As I think back on a year that is rapidly coming to a close, I have so much to be grateful for this Thanksgiving.
This year has been filled with so many positive changes in my life. My wife and I bought our first house in March. Not long afterward, my third nephew was born.
Earlier this month, we welcomed my new sister-in-law into the family when my brother got married. This year has been an amazing ride, and I am so thankful to God for His countless blessings.
Still, I can't help wondering why, when many people talk about why they look forward to Thanksgiving, they focus on aspects of the holiday which are not nearly as important.
Do not misunderstand me. Watching football games with family is great, and I know I'm going to do my share of that on Thanksgiving Day.
I've already eaten ridiculous amounts of food at two holiday gatherings in the last week -- one with my co-workers and one at my church -- and I know I'm going to do the same on Thursday.
I love spending time with my growing family, and I'm looking forward to meeting some of my wife's relatives for the first time this week.
All those things are wonderful and, if they are put in their proper context, can make the Thanksgiving holiday more enjoyable. But, there is more to the occasion than food and football.
I believe Thanksgiving Day has been cheapened over the years, in such a way that detracts from its real meaning.
When most people think about the holiday, they talk about "Turkey Day," a parade, and a bunch of sweaty guys in helmets. Although we might recognize that it is a time when we should express gratitude for what we have, we seem to forget who it is we are to be thankful to.
Thanksgiving is not just a matter of giving an obligatory nod to God for the family members sitting around the dinner table, or the food they bring. It is a time specifically set aside for us to remember how He sent His son to redeem us from our sins, enabling His children to be with him in Heaven even though we could never deserve it.
Yet, on Thanksgiving Day, this concept seems to get tossed aside faster than you can say, "Pass the potatoes." Before you know it, the holiday is over, and all we have to show for it is a full stomach, without giving much thought to the ultimate sacrifice Jesus made on our behalf.
If we would truly make this idea the focus of our Thanksgiving, there's no way we would able to limit our gratitude to one day a year. We would care much less about how the turkey will turn out, and the scoreboard on the television would be the least of our concerns.
We all have a lot to be thankful for -- including our family, our friends and our freedom as a nation -- and it would be wrong to neglect that on Thursday.

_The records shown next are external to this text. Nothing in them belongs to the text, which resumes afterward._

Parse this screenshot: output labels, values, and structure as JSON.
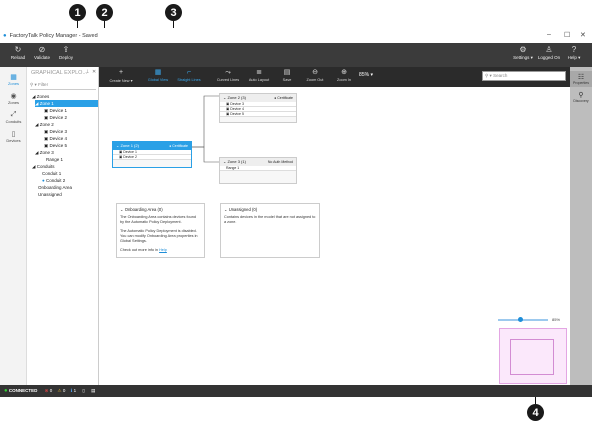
{
  "callouts": [
    "1",
    "2",
    "3",
    "4"
  ],
  "window": {
    "title": "FactoryTalk Policy Manager - Saved"
  },
  "ribbon": {
    "left": [
      {
        "icon": "reload-icon",
        "label": "Reload"
      },
      {
        "icon": "validate-icon",
        "label": "Validate"
      },
      {
        "icon": "deploy-icon",
        "label": "Deploy"
      }
    ],
    "right": [
      {
        "icon": "settings-icon",
        "label": "Settings ▾"
      },
      {
        "icon": "user-icon",
        "label": "Logged On"
      },
      {
        "icon": "help-icon",
        "label": "Help ▾"
      }
    ]
  },
  "leftnav": [
    {
      "icon": "zones-icon",
      "label": "Zones"
    },
    {
      "icon": "zones-icon",
      "label": "Zones"
    },
    {
      "icon": "conduits-icon",
      "label": "Conduits"
    },
    {
      "icon": "devices-icon",
      "label": "Devices"
    }
  ],
  "tree": {
    "header": "GRAPHICAL EXPLO...",
    "filter_placeholder": "Filter",
    "items": [
      "Zones",
      "Zone 1",
      "Device 1",
      "Device 2",
      "Zone 2",
      "Device 3",
      "Device 4",
      "Device 5",
      "Zone 3",
      "Range 1",
      "Conduits",
      "Conduit 1",
      "Conduit 2",
      "Onboarding Area",
      "Unassigned"
    ]
  },
  "toolbar": [
    {
      "icon": "create-new-icon",
      "label": "Create New ▾"
    },
    {
      "icon": "global-view-icon",
      "label": "Global View"
    },
    {
      "icon": "straight-lines-icon",
      "label": "Straight Lines"
    },
    {
      "icon": "curved-lines-icon",
      "label": "Curved Lines"
    },
    {
      "icon": "auto-layout-icon",
      "label": "Auto Layout"
    },
    {
      "icon": "save-icon",
      "label": "Save"
    },
    {
      "icon": "zoom-out-icon",
      "label": "Zoom Out"
    },
    {
      "icon": "zoom-in-icon",
      "label": "Zoom In"
    },
    {
      "icon": "zoom-level",
      "label": "85% ▾"
    }
  ],
  "search": {
    "placeholder": "Search"
  },
  "rightnav": [
    {
      "icon": "properties-icon",
      "label": "Properties"
    },
    {
      "icon": "discovery-icon",
      "label": "Discovery"
    }
  ],
  "zones": {
    "z1": {
      "title": "Zone 1 (2)",
      "badge": "Certificate",
      "devices": [
        "Device 1",
        "Device 2"
      ]
    },
    "z2": {
      "title": "Zone 2 (3)",
      "badge": "Certificate",
      "devices": [
        "Device 3",
        "Device 4",
        "Device 5"
      ]
    },
    "z3": {
      "title": "Zone 3 (1)",
      "badge": "No Auth Method",
      "devices": [
        "Range 1"
      ]
    }
  },
  "onboarding": {
    "title": "Onboarding Area (0)",
    "p1": "The Onboarding Area contains devices found by the Automatic Policy Deployment.",
    "p2": "The Automatic Policy Deployment is disabled. You can modify Onboarding Area properties in Global Settings.",
    "p3": "Check out more info in",
    "link": "Help"
  },
  "unassigned": {
    "title": "Unassigned (0)",
    "p1": "Contains devices in the model that are not assigned to a zone."
  },
  "minimap": {
    "zoom": "85%"
  },
  "status": {
    "connection": "CONNECTED",
    "errors": "0",
    "warnings": "0",
    "info": "1"
  }
}
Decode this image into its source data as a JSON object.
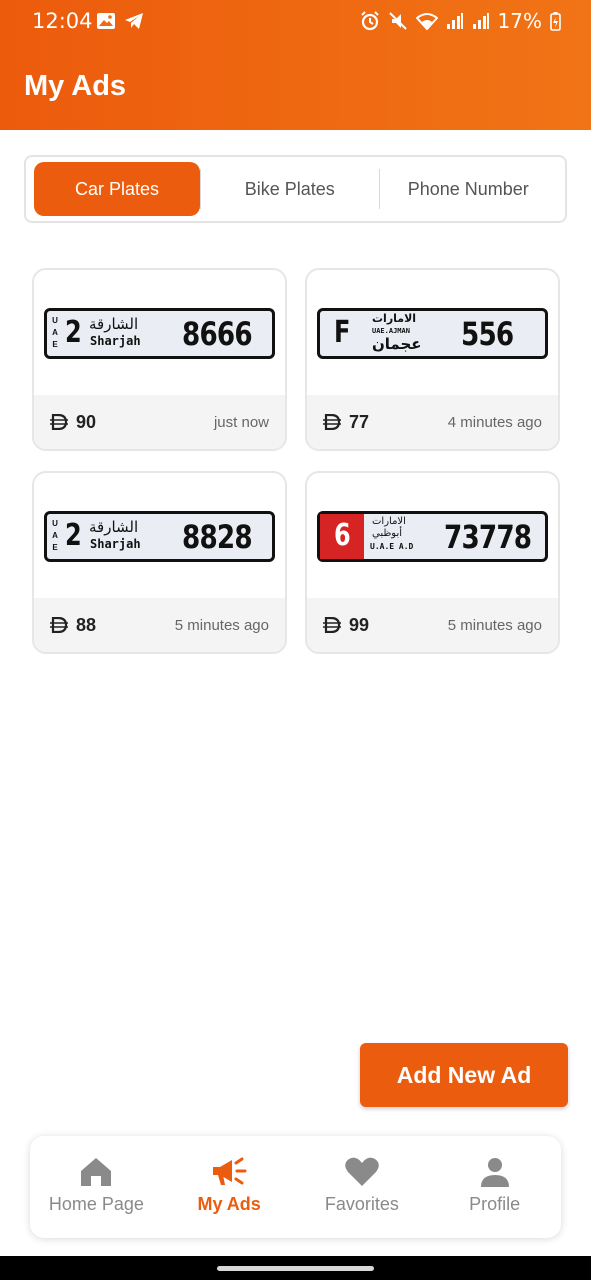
{
  "status_bar": {
    "time": "12:04",
    "battery": "17%",
    "left_icons": [
      "gallery-icon",
      "telegram-icon"
    ],
    "right_icons": [
      "alarm-icon",
      "mute-icon",
      "wifi-icon",
      "signal-icon",
      "signal-icon",
      "battery-charging-icon"
    ]
  },
  "header": {
    "title": "My Ads",
    "color": "#ec5b0c"
  },
  "tabs": [
    {
      "label": "Car Plates",
      "active": true
    },
    {
      "label": "Bike Plates",
      "active": false
    },
    {
      "label": "Phone Number",
      "active": false
    }
  ],
  "ads": [
    {
      "price": "90",
      "time": "just now",
      "plate": {
        "emirate_ar": "الشارقة",
        "emirate_en": "Sharjah",
        "code": "2",
        "number": "8666",
        "uae": [
          "U",
          "A",
          "E"
        ]
      }
    },
    {
      "price": "77",
      "time": "4 minutes ago",
      "plate": {
        "emirate_ar_top": "الامارات",
        "emirate_en": "UAE.AJMAN",
        "emirate_ar": "عجمان",
        "code": "F",
        "number": "556"
      }
    },
    {
      "price": "88",
      "time": "5 minutes ago",
      "plate": {
        "emirate_ar": "الشارقة",
        "emirate_en": "Sharjah",
        "code": "2",
        "number": "8828",
        "uae": [
          "U",
          "A",
          "E"
        ]
      }
    },
    {
      "price": "99",
      "time": "5 minutes ago",
      "plate": {
        "emirate_ar_top": "الامارات",
        "emirate_ar": "أبوظبي",
        "emirate_en": "U.A.E A.D",
        "code": "6",
        "number": "73778",
        "code_bg": "#d62424"
      }
    }
  ],
  "add_button": {
    "label": "Add New Ad"
  },
  "bottom_nav": [
    {
      "label": "Home Page",
      "icon": "home-icon",
      "active": false
    },
    {
      "label": "My Ads",
      "icon": "megaphone-icon",
      "active": true
    },
    {
      "label": "Favorites",
      "icon": "heart-icon",
      "active": false
    },
    {
      "label": "Profile",
      "icon": "person-icon",
      "active": false
    }
  ],
  "colors": {
    "accent": "#eb5c0e",
    "inactive": "#8a8a8a"
  }
}
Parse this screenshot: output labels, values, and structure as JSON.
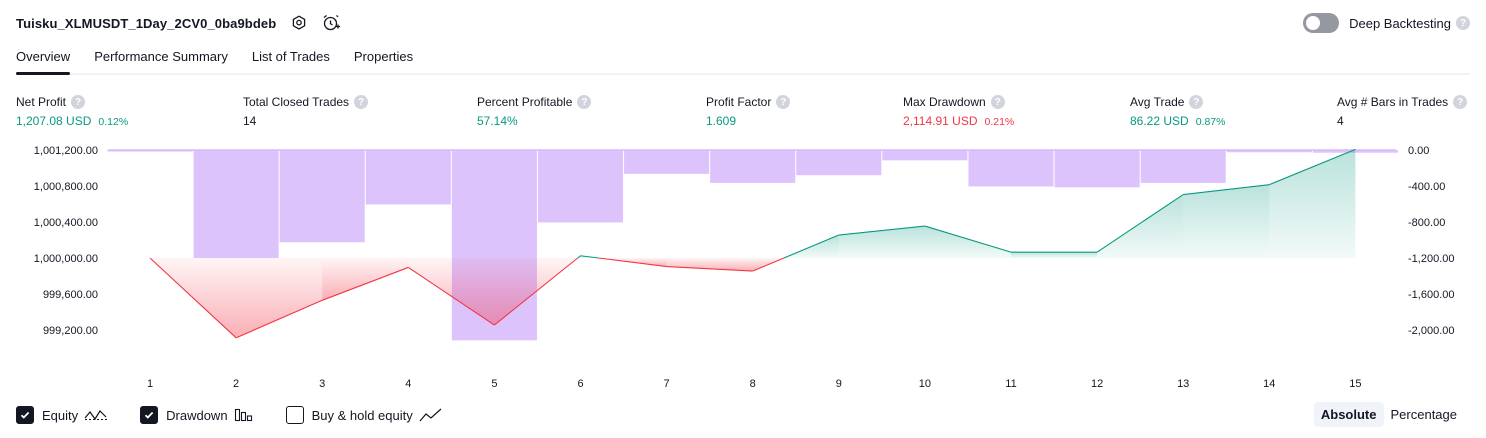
{
  "header": {
    "strategy_name": "Tuisku_XLMUSDT_1Day_2CV0_0ba9bdeb",
    "settings_icon": "settings-hex-icon",
    "alert_icon": "alarm-clock-plus-icon",
    "deep_backtesting_label": "Deep Backtesting",
    "deep_backtesting_enabled": false,
    "help_glyph": "?"
  },
  "tabs": [
    {
      "label": "Overview",
      "active": true
    },
    {
      "label": "Performance Summary",
      "active": false
    },
    {
      "label": "List of Trades",
      "active": false
    },
    {
      "label": "Properties",
      "active": false
    }
  ],
  "metrics": [
    {
      "label": "Net Profit",
      "value": "1,207.08 USD",
      "pct": "0.12%",
      "tone": "pos"
    },
    {
      "label": "Total Closed Trades",
      "value": "14",
      "pct": "",
      "tone": "neu"
    },
    {
      "label": "Percent Profitable",
      "value": "57.14%",
      "pct": "",
      "tone": "pos"
    },
    {
      "label": "Profit Factor",
      "value": "1.609",
      "pct": "",
      "tone": "pos"
    },
    {
      "label": "Max Drawdown",
      "value": "2,114.91 USD",
      "pct": "0.21%",
      "tone": "neg"
    },
    {
      "label": "Avg Trade",
      "value": "86.22 USD",
      "pct": "0.87%",
      "tone": "pos"
    },
    {
      "label": "Avg # Bars in Trades",
      "value": "4",
      "pct": "",
      "tone": "neu"
    }
  ],
  "chart_data": {
    "type": "line",
    "x": [
      1,
      2,
      3,
      4,
      5,
      6,
      7,
      8,
      9,
      10,
      11,
      12,
      13,
      14,
      15
    ],
    "x_tick_labels": [
      "1",
      "2",
      "3",
      "4",
      "5",
      "6",
      "7",
      "8",
      "9",
      "10",
      "11",
      "12",
      "13",
      "14",
      "15"
    ],
    "left_axis": {
      "ticks": [
        "1,001,200.00",
        "1,000,800.00",
        "1,000,400.00",
        "1,000,000.00",
        "999,600.00",
        "999,200.00"
      ],
      "ylim": [
        999000,
        1001200
      ]
    },
    "right_axis": {
      "ticks": [
        "0.00",
        "-400.00",
        "-800.00",
        "-1,200.00",
        "-1,600.00",
        "-2,000.00"
      ],
      "ylim": [
        -2200,
        0
      ]
    },
    "baseline": 1000000,
    "series": [
      {
        "name": "Equity",
        "axis": "left",
        "values": [
          1000000,
          999113,
          999530,
          999895,
          999255,
          1000025,
          999905,
          999855,
          1000255,
          1000355,
          1000065,
          1000065,
          1000705,
          1000815,
          1001207
        ],
        "colors": {
          "up": "#089981",
          "down": "#f23645"
        }
      },
      {
        "name": "Drawdown",
        "axis": "right",
        "type": "bar",
        "values": [
          -15,
          -1200,
          -1025,
          -605,
          -2115,
          -805,
          -265,
          -365,
          -280,
          -115,
          -405,
          -415,
          -365,
          -25,
          -30
        ],
        "color": "#d7b8fb"
      }
    ],
    "grid": false
  },
  "legend": [
    {
      "label": "Equity",
      "checked": true,
      "icon": "equity-line-icon"
    },
    {
      "label": "Drawdown",
      "checked": true,
      "icon": "drawdown-bars-icon"
    },
    {
      "label": "Buy & hold equity",
      "checked": false,
      "icon": "buy-hold-line-icon"
    }
  ],
  "scale_mode": {
    "options": [
      "Absolute",
      "Percentage"
    ],
    "selected": "Absolute"
  }
}
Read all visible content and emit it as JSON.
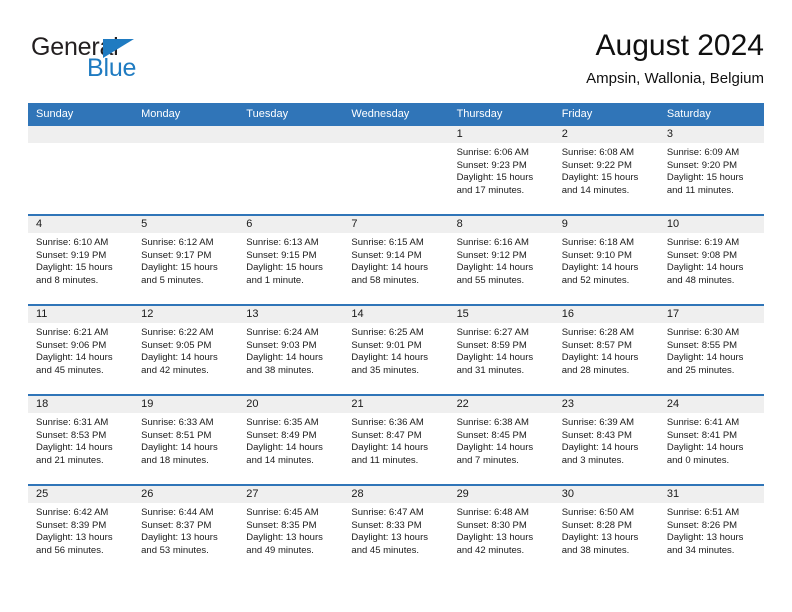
{
  "brand": {
    "name_part1": "General",
    "name_part2": "Blue",
    "triangle_color": "#1f7bc1"
  },
  "header": {
    "title": "August 2024",
    "subtitle": "Ampsin, Wallonia, Belgium"
  },
  "theme": {
    "header_blue": "#3075b8",
    "daynum_band": "#efefef",
    "text": "#1a1a1a",
    "page_background": "#ffffff"
  },
  "weekday_headers": [
    "Sunday",
    "Monday",
    "Tuesday",
    "Wednesday",
    "Thursday",
    "Friday",
    "Saturday"
  ],
  "labels": {
    "sunrise_prefix": "Sunrise:",
    "sunset_prefix": "Sunset:",
    "daylight_prefix": "Daylight:"
  },
  "weeks": [
    [
      {
        "day": "",
        "sunrise": "",
        "sunset": "",
        "daylight": "",
        "empty": true
      },
      {
        "day": "",
        "sunrise": "",
        "sunset": "",
        "daylight": "",
        "empty": true
      },
      {
        "day": "",
        "sunrise": "",
        "sunset": "",
        "daylight": "",
        "empty": true
      },
      {
        "day": "",
        "sunrise": "",
        "sunset": "",
        "daylight": "",
        "empty": true
      },
      {
        "day": "1",
        "sunrise": "Sunrise: 6:06 AM",
        "sunset": "Sunset: 9:23 PM",
        "daylight": "Daylight: 15 hours and 17 minutes.",
        "empty": false
      },
      {
        "day": "2",
        "sunrise": "Sunrise: 6:08 AM",
        "sunset": "Sunset: 9:22 PM",
        "daylight": "Daylight: 15 hours and 14 minutes.",
        "empty": false
      },
      {
        "day": "3",
        "sunrise": "Sunrise: 6:09 AM",
        "sunset": "Sunset: 9:20 PM",
        "daylight": "Daylight: 15 hours and 11 minutes.",
        "empty": false
      }
    ],
    [
      {
        "day": "4",
        "sunrise": "Sunrise: 6:10 AM",
        "sunset": "Sunset: 9:19 PM",
        "daylight": "Daylight: 15 hours and 8 minutes.",
        "empty": false
      },
      {
        "day": "5",
        "sunrise": "Sunrise: 6:12 AM",
        "sunset": "Sunset: 9:17 PM",
        "daylight": "Daylight: 15 hours and 5 minutes.",
        "empty": false
      },
      {
        "day": "6",
        "sunrise": "Sunrise: 6:13 AM",
        "sunset": "Sunset: 9:15 PM",
        "daylight": "Daylight: 15 hours and 1 minute.",
        "empty": false
      },
      {
        "day": "7",
        "sunrise": "Sunrise: 6:15 AM",
        "sunset": "Sunset: 9:14 PM",
        "daylight": "Daylight: 14 hours and 58 minutes.",
        "empty": false
      },
      {
        "day": "8",
        "sunrise": "Sunrise: 6:16 AM",
        "sunset": "Sunset: 9:12 PM",
        "daylight": "Daylight: 14 hours and 55 minutes.",
        "empty": false
      },
      {
        "day": "9",
        "sunrise": "Sunrise: 6:18 AM",
        "sunset": "Sunset: 9:10 PM",
        "daylight": "Daylight: 14 hours and 52 minutes.",
        "empty": false
      },
      {
        "day": "10",
        "sunrise": "Sunrise: 6:19 AM",
        "sunset": "Sunset: 9:08 PM",
        "daylight": "Daylight: 14 hours and 48 minutes.",
        "empty": false
      }
    ],
    [
      {
        "day": "11",
        "sunrise": "Sunrise: 6:21 AM",
        "sunset": "Sunset: 9:06 PM",
        "daylight": "Daylight: 14 hours and 45 minutes.",
        "empty": false
      },
      {
        "day": "12",
        "sunrise": "Sunrise: 6:22 AM",
        "sunset": "Sunset: 9:05 PM",
        "daylight": "Daylight: 14 hours and 42 minutes.",
        "empty": false
      },
      {
        "day": "13",
        "sunrise": "Sunrise: 6:24 AM",
        "sunset": "Sunset: 9:03 PM",
        "daylight": "Daylight: 14 hours and 38 minutes.",
        "empty": false
      },
      {
        "day": "14",
        "sunrise": "Sunrise: 6:25 AM",
        "sunset": "Sunset: 9:01 PM",
        "daylight": "Daylight: 14 hours and 35 minutes.",
        "empty": false
      },
      {
        "day": "15",
        "sunrise": "Sunrise: 6:27 AM",
        "sunset": "Sunset: 8:59 PM",
        "daylight": "Daylight: 14 hours and 31 minutes.",
        "empty": false
      },
      {
        "day": "16",
        "sunrise": "Sunrise: 6:28 AM",
        "sunset": "Sunset: 8:57 PM",
        "daylight": "Daylight: 14 hours and 28 minutes.",
        "empty": false
      },
      {
        "day": "17",
        "sunrise": "Sunrise: 6:30 AM",
        "sunset": "Sunset: 8:55 PM",
        "daylight": "Daylight: 14 hours and 25 minutes.",
        "empty": false
      }
    ],
    [
      {
        "day": "18",
        "sunrise": "Sunrise: 6:31 AM",
        "sunset": "Sunset: 8:53 PM",
        "daylight": "Daylight: 14 hours and 21 minutes.",
        "empty": false
      },
      {
        "day": "19",
        "sunrise": "Sunrise: 6:33 AM",
        "sunset": "Sunset: 8:51 PM",
        "daylight": "Daylight: 14 hours and 18 minutes.",
        "empty": false
      },
      {
        "day": "20",
        "sunrise": "Sunrise: 6:35 AM",
        "sunset": "Sunset: 8:49 PM",
        "daylight": "Daylight: 14 hours and 14 minutes.",
        "empty": false
      },
      {
        "day": "21",
        "sunrise": "Sunrise: 6:36 AM",
        "sunset": "Sunset: 8:47 PM",
        "daylight": "Daylight: 14 hours and 11 minutes.",
        "empty": false
      },
      {
        "day": "22",
        "sunrise": "Sunrise: 6:38 AM",
        "sunset": "Sunset: 8:45 PM",
        "daylight": "Daylight: 14 hours and 7 minutes.",
        "empty": false
      },
      {
        "day": "23",
        "sunrise": "Sunrise: 6:39 AM",
        "sunset": "Sunset: 8:43 PM",
        "daylight": "Daylight: 14 hours and 3 minutes.",
        "empty": false
      },
      {
        "day": "24",
        "sunrise": "Sunrise: 6:41 AM",
        "sunset": "Sunset: 8:41 PM",
        "daylight": "Daylight: 14 hours and 0 minutes.",
        "empty": false
      }
    ],
    [
      {
        "day": "25",
        "sunrise": "Sunrise: 6:42 AM",
        "sunset": "Sunset: 8:39 PM",
        "daylight": "Daylight: 13 hours and 56 minutes.",
        "empty": false
      },
      {
        "day": "26",
        "sunrise": "Sunrise: 6:44 AM",
        "sunset": "Sunset: 8:37 PM",
        "daylight": "Daylight: 13 hours and 53 minutes.",
        "empty": false
      },
      {
        "day": "27",
        "sunrise": "Sunrise: 6:45 AM",
        "sunset": "Sunset: 8:35 PM",
        "daylight": "Daylight: 13 hours and 49 minutes.",
        "empty": false
      },
      {
        "day": "28",
        "sunrise": "Sunrise: 6:47 AM",
        "sunset": "Sunset: 8:33 PM",
        "daylight": "Daylight: 13 hours and 45 minutes.",
        "empty": false
      },
      {
        "day": "29",
        "sunrise": "Sunrise: 6:48 AM",
        "sunset": "Sunset: 8:30 PM",
        "daylight": "Daylight: 13 hours and 42 minutes.",
        "empty": false
      },
      {
        "day": "30",
        "sunrise": "Sunrise: 6:50 AM",
        "sunset": "Sunset: 8:28 PM",
        "daylight": "Daylight: 13 hours and 38 minutes.",
        "empty": false
      },
      {
        "day": "31",
        "sunrise": "Sunrise: 6:51 AM",
        "sunset": "Sunset: 8:26 PM",
        "daylight": "Daylight: 13 hours and 34 minutes.",
        "empty": false
      }
    ]
  ]
}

But, to neglect God and His mercy would make Thanksgiving pointless altogether.
Jason A. Smith covers crime and courts for the Henry Daily Herald. He can be reached via e-mail at email@example.com.